Disjunctive syllogism
A disjunctive syllogism is one valid, simple argument form:- Either P or Q.
- Not P.
- Therefore, Q.
- ¬
Roughly, we are told that it has to be one or the other that is true; then we are told that it is not the one that is true; so we infer that it has to be the other that is true. The reason this is called "disjunctive syllogism" is that, first, it is a syllogism--a three-step argument--and second, it contains a disjunction, which means simply an "or" statement. "Either P or Q" is a disjunction; P and Q are called the statement's disjuncts.
Here is an example:
- Either I will choose soup or I will choose salad.
- I will not choose soup.
- Therefore, I will choose salad.
- Either the Browns win or the Bengals win.
- The Browns do not win.
- Therefore, the Bengals win.
It should be noted with importance that there are two kinds of logical disjunction:
- inclusive means "and/or" where at least one term must be true or they can both be true.
- exclusive ("xor") means one must be true and the other must be false.
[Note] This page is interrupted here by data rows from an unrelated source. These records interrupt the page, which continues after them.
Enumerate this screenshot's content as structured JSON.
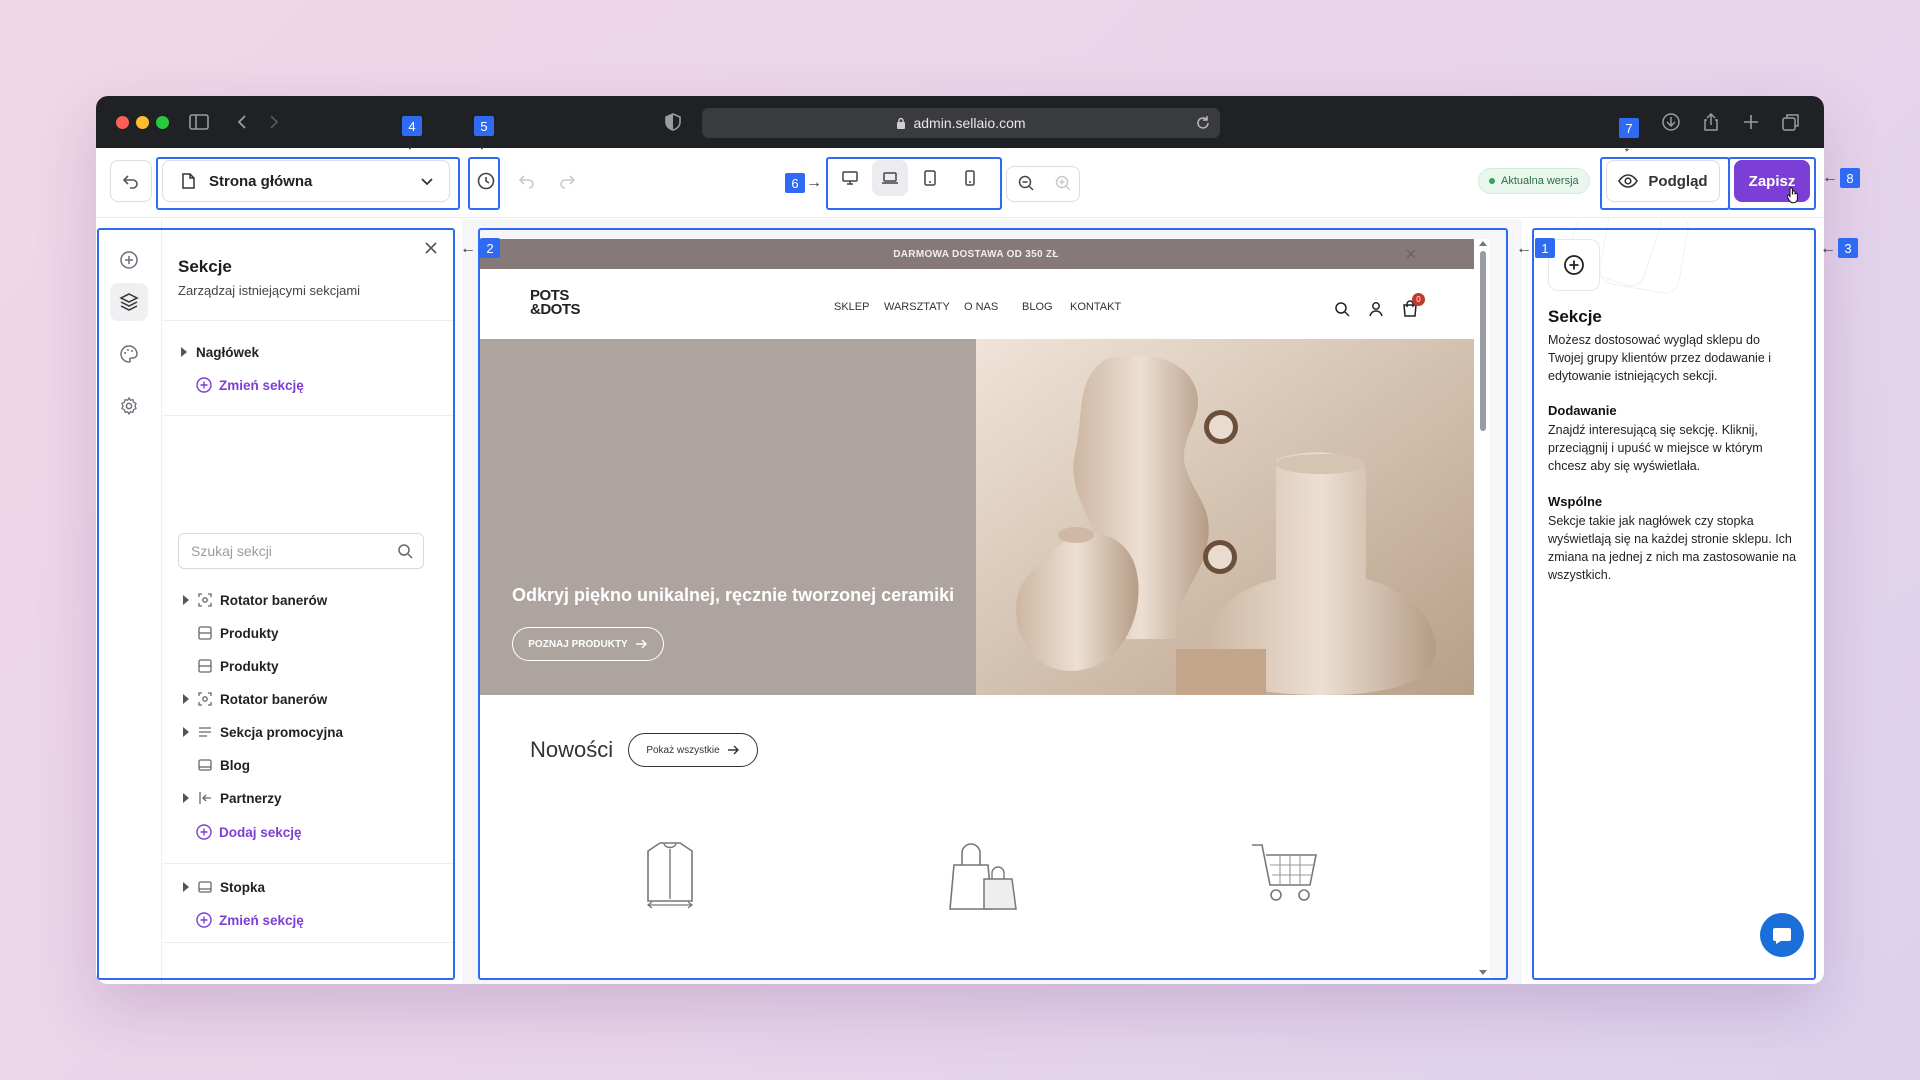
{
  "browser": {
    "url": "admin.sellaio.com"
  },
  "toolbar": {
    "page_select": "Strona główna",
    "status_badge": "Aktualna wersja",
    "preview_label": "Podgląd",
    "save_label": "Zapisz"
  },
  "annotations": {
    "n1": "1",
    "n2": "2",
    "n3": "3",
    "n4": "4",
    "n5": "5",
    "n6": "6",
    "n7": "7",
    "n8": "8"
  },
  "sidebar": {
    "title": "Sekcje",
    "subtitle": "Zarządzaj istniejącymi sekcjami",
    "header_item": "Nagłówek",
    "change_section_1": "Zmień sekcję",
    "search_placeholder": "Szukaj sekcji",
    "items": [
      {
        "label": "Rotator banerów",
        "icon": "rotator-icon",
        "expandable": true
      },
      {
        "label": "Produkty",
        "icon": "products-icon",
        "expandable": false
      },
      {
        "label": "Produkty",
        "icon": "products-icon",
        "expandable": false
      },
      {
        "label": "Rotator banerów",
        "icon": "rotator-icon",
        "expandable": true
      },
      {
        "label": "Sekcja promocyjna",
        "icon": "promo-icon",
        "expandable": true
      },
      {
        "label": "Blog",
        "icon": "blog-icon",
        "expandable": false
      },
      {
        "label": "Partnerzy",
        "icon": "partners-icon",
        "expandable": true
      }
    ],
    "add_section": "Dodaj sekcję",
    "footer_item": "Stopka",
    "change_section_2": "Zmień sekcję"
  },
  "shop": {
    "promo_bar": "DARMOWA DOSTAWA OD 350 ZŁ",
    "logo_line1": "POTS",
    "logo_line2": "&DOTS",
    "nav": [
      "SKLEP",
      "WARSZTATY",
      "O NAS",
      "BLOG",
      "KONTAKT"
    ],
    "cart_count": "0",
    "hero_title": "Odkryj piękno unikalnej, ręcznie tworzonej ceramiki",
    "hero_button": "POZNAJ PRODUKTY",
    "new_heading": "Nowości",
    "show_all": "Pokaż wszystkie"
  },
  "help": {
    "title": "Sekcje",
    "intro": "Możesz dostosować wygląd sklepu do Twojej grupy klientów przez dodawanie i edytowanie istniejących sekcji.",
    "adding_title": "Dodawanie",
    "adding_text": "Znajdź interesującą się sekcję. Kliknij, przeciągnij i upuść w miejsce w którym chcesz aby się wyświetlała.",
    "common_title": "Wspólne",
    "common_text": "Sekcje takie jak nagłówek czy stopka wyświetlają się na każdej stronie sklepu. Ich zmiana na jednej z nich ma zastosowanie na wszystkich."
  },
  "colors": {
    "accent": "#7c3fd6",
    "annotation": "#2f6bf2",
    "badge_green": "#2fa45b"
  }
}
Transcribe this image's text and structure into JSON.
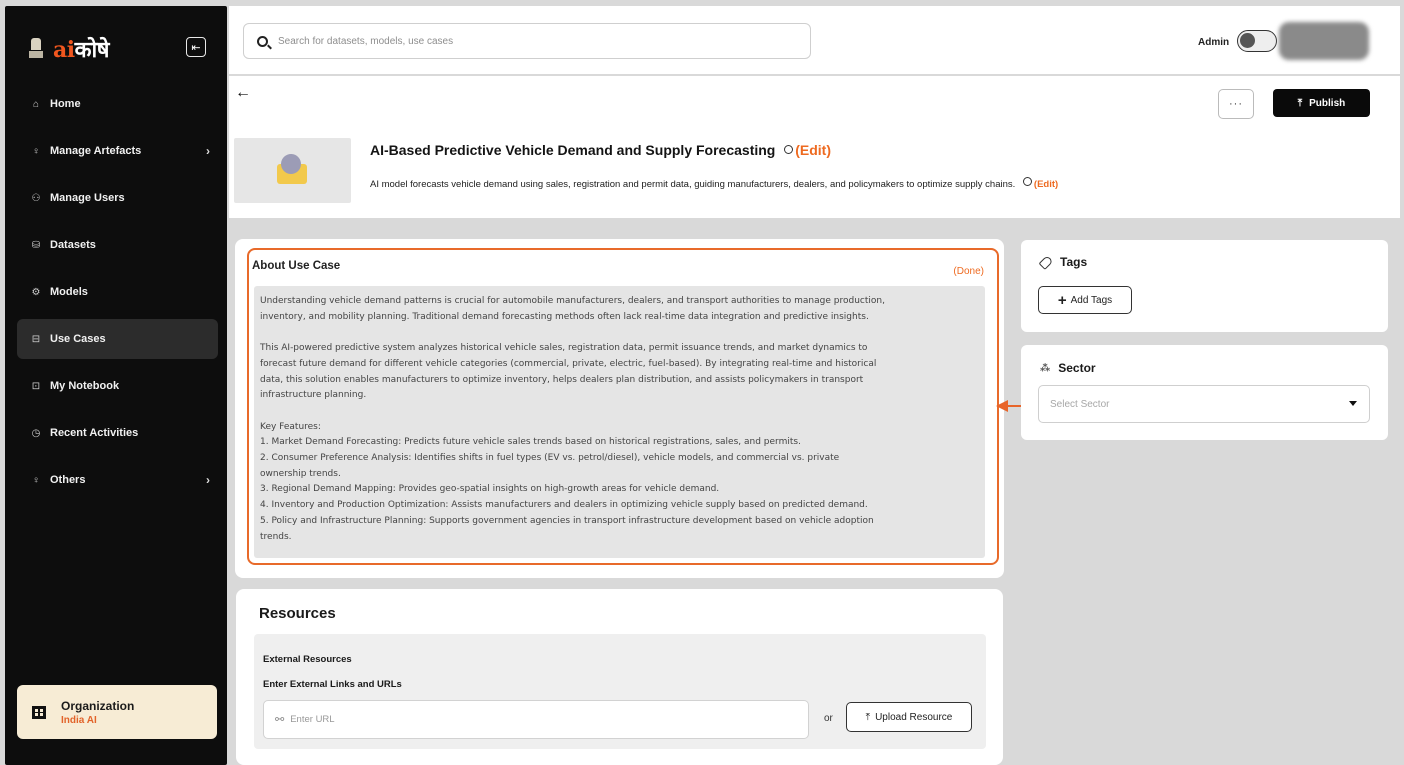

Both terms cannot be true and both cannot be false.
This argument:
- Either P or Q.
- Not P.
- Therefore, Q.
- Either P or Q (exclusive).
- P.
- Therefore, not Q.
Other forms of syllogism: hypothetical syllogism, categorical syllogism.